At the other end of the spectrum we have low-light conditions (underexposure), where your plants are not getting enough sunlight. The most common ailment in this scenario is "etoliation," or the stretching of the stems and leaves.
Etoliation can affect to plants grown both indoors and out, but it's most prevalent among those grown indoors. The first sign that a succulent is becoming etoliated is that the growth center will begin to twist and turn towards the nearest natural light source. As you know, plants rely primarily on photosynthesis to synthesize their food and grow so sunlight is paramount. Second, as the plant continues to grow it will become taller and more stretched out. For example, with proper light exposure an Echeveria should remain tight and compact like a rosette, but too little light and it can end up looking like a Christmas Tree.
The second most common ailment facing succulents grown in low-light conditions is the prevalence of disease. They say sunshine is the best disinfectant and that's certainly the case when it comes to growing succulents. Generally, areas of low-light, whether indoors or outdoors, have much poorer air circulation than their brightly lit counterparts. Lack of light and air circulation means soil stays wet longer, and wet soil is the perfect breeding ground for disease.
Finally, one the most frustrating consequence of growing succulents in low-light conditions (primarily indoors) is the loss of vibrancy. Bright light causes succulents to become "stressed" and express those beautiful colors we've all come to know and love. If you take away bright light, you can all but guarantee those pretty colors will fade from your plants. This is an unfortunate truth but a reality nonetheless. That's why we suggest sticking to plants that are green in color for low-light or indoor condition. Not only do they photosynthesize better and remain healthier longer in low-light conditions, but their color stays constant. If you live in a climate that requires you to keep your succulents indoors, you can spice up your collection by getting plants of diverse shapes and textures as opposed to funky colors. The unique geometry and mimicry found in succulents is just as intriguing and fun to collect as color, believe us!

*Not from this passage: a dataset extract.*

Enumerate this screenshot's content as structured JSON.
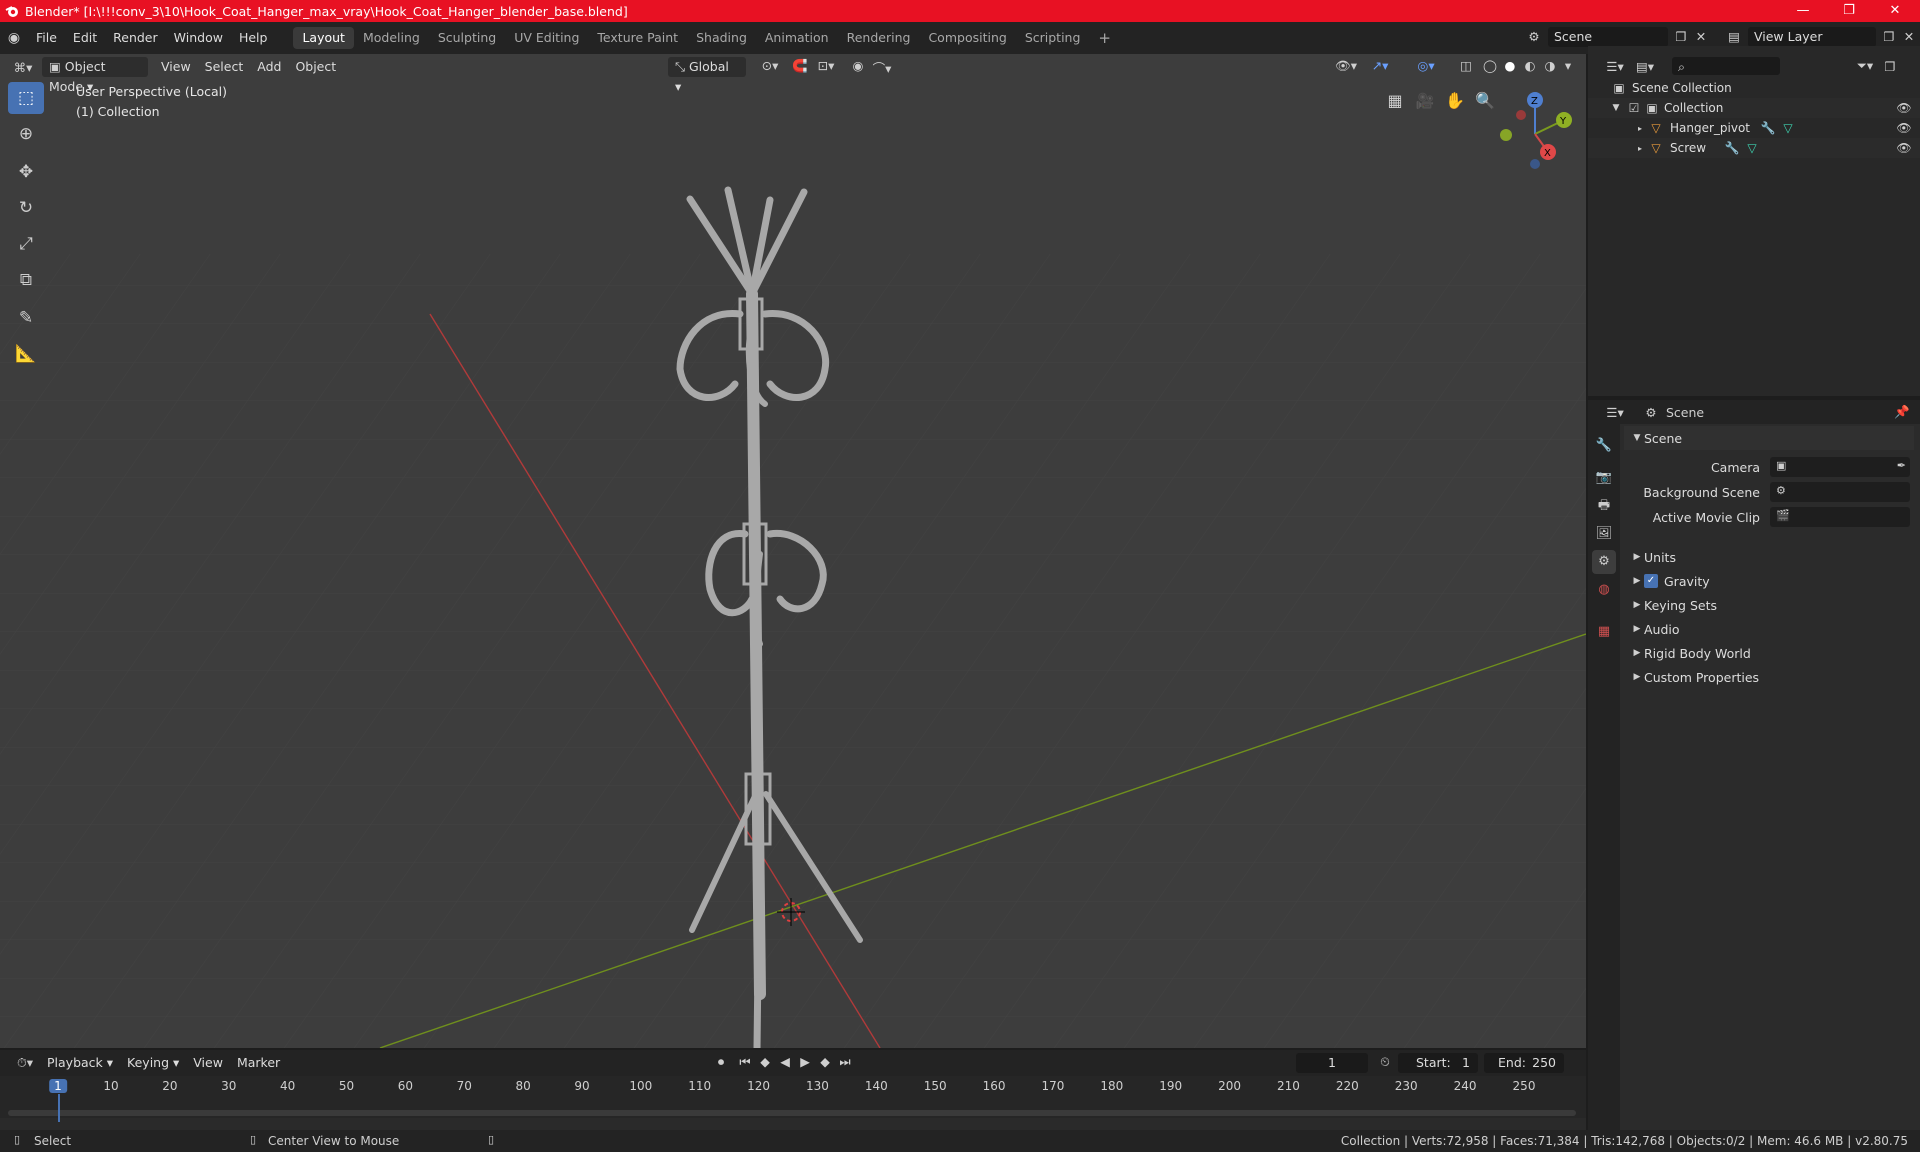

Now that you've become acquainted with some light requirement basics, it's time to learn about the closely associated environmental factor of temperature.